All UK bats are insectivorous and nocturnal. They can eat up to a third of their body weight in insects each night.
To attract bats you need to encourage bug life. In gardens, leave a wild area. Create small piles of woody twigs and cut branches. Wet marshy areas are perfect for creating bug-rich habitats. Piles of stones create insect habitats too.
Include night-blooming plants in your garden to encourage moths – a key part of the diet of a bat. Night-scented flowers such as nicotina (flowering tobacco) and honeysuckle are a good bet for attracting pollen-hungry moths.
Common Garden Bats:
- Common pipistrelle (pipistrellus pipistrellus)
- Soprano pipistrelle (P. pygmaeus) are the most common and smallest
- Noctule (nyctalus noctula) are the largest UK bat with a wingspan similar to that of a starling These are usually the first bat to emerge in the evening.
- Daubenton’s bat (myotis daubentonii) likes aquatic insects and is found flying over ponds.
- Brown long-eared bat (plecotus auritus) flies slowly, often close to trees. They have huge ears
For more information about all things bat-related visit the Bat Conversation Trust and Bat Conservation International.

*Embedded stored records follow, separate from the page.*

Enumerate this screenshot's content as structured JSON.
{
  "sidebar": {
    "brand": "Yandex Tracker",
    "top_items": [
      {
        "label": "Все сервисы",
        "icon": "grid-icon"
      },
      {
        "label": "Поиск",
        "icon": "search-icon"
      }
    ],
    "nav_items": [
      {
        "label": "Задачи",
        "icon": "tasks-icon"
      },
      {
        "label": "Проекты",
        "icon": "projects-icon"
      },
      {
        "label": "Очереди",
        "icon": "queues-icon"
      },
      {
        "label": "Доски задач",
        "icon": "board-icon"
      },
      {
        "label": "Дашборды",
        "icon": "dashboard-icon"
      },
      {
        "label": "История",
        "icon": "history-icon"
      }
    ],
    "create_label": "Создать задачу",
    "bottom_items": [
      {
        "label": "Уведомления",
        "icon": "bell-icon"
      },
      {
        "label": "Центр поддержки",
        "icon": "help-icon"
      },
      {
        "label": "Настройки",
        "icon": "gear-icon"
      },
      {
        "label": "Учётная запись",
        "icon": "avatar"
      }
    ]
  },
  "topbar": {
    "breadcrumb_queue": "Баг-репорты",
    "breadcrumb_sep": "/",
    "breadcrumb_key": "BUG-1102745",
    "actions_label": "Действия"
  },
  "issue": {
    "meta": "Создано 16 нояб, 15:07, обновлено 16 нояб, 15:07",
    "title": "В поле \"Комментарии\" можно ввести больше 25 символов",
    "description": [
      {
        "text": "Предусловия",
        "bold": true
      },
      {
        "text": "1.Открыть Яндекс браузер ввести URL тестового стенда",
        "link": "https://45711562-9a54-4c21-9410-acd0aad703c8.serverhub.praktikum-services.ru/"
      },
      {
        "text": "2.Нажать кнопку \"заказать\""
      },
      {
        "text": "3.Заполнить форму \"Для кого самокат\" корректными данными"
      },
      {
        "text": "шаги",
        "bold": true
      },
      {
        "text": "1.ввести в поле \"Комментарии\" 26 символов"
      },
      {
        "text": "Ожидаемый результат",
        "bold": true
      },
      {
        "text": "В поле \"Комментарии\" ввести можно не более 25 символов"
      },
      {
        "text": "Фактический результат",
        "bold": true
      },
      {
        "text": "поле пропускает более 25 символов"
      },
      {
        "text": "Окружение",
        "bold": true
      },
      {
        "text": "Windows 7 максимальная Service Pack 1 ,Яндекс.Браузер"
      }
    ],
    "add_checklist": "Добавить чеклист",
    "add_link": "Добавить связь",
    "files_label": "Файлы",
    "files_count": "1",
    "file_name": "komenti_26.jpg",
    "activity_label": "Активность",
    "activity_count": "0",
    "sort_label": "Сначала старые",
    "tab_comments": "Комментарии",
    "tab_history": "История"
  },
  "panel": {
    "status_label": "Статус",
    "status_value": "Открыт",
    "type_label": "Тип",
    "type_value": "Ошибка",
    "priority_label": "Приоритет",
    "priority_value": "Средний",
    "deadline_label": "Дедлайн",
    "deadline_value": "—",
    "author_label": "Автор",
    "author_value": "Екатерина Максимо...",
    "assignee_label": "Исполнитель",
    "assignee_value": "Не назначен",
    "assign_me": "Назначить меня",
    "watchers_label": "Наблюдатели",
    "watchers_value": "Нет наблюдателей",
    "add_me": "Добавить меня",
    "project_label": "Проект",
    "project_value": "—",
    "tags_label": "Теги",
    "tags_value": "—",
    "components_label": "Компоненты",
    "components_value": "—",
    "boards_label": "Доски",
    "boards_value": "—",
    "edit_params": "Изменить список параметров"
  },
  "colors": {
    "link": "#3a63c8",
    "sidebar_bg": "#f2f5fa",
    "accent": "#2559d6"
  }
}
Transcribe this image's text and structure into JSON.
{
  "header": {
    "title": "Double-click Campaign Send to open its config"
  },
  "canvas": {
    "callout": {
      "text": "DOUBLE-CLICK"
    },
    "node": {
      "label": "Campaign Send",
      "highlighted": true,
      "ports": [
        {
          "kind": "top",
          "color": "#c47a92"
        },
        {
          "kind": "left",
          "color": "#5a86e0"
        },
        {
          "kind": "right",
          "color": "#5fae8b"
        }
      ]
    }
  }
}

Our bats that used to do a nightly patrol over the back patch have not been seen regularly through late summer/early autumn 2019, but I did spot a solitary bat doing rounds at dusk late October 2019.
In summer 2020 the bats came back and we now see two and sometimes three bats patrolling the dusky skies over the back patch gardens.